# INFORMATION PROVIDED
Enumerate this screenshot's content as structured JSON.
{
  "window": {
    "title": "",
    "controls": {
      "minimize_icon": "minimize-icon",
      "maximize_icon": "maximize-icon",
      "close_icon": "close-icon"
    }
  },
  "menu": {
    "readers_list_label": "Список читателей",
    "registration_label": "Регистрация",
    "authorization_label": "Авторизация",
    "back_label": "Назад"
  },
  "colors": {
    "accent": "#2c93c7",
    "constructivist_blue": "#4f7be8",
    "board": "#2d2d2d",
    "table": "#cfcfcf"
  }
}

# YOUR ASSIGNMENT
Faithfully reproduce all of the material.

# SOLUTION FOR THIS TASK
Enumerate this screenshot's content as structured JSON.
{
  "window": {
    "title": "",
    "controls": {
      "minimize_icon": "minimize-icon",
      "maximize_icon": "maximize-icon",
      "close_icon": "close-icon"
    }
  },
  "menu": {
    "readers_list_label": "Список читателей",
    "registration_label": "Регистрация",
    "authorization_label": "Авторизация",
    "back_label": "Назад"
  },
  "colors": {
    "accent": "#2c93c7",
    "constructivist_blue": "#4f7be8",
    "board": "#2d2d2d",
    "table": "#cfcfcf"
  }
}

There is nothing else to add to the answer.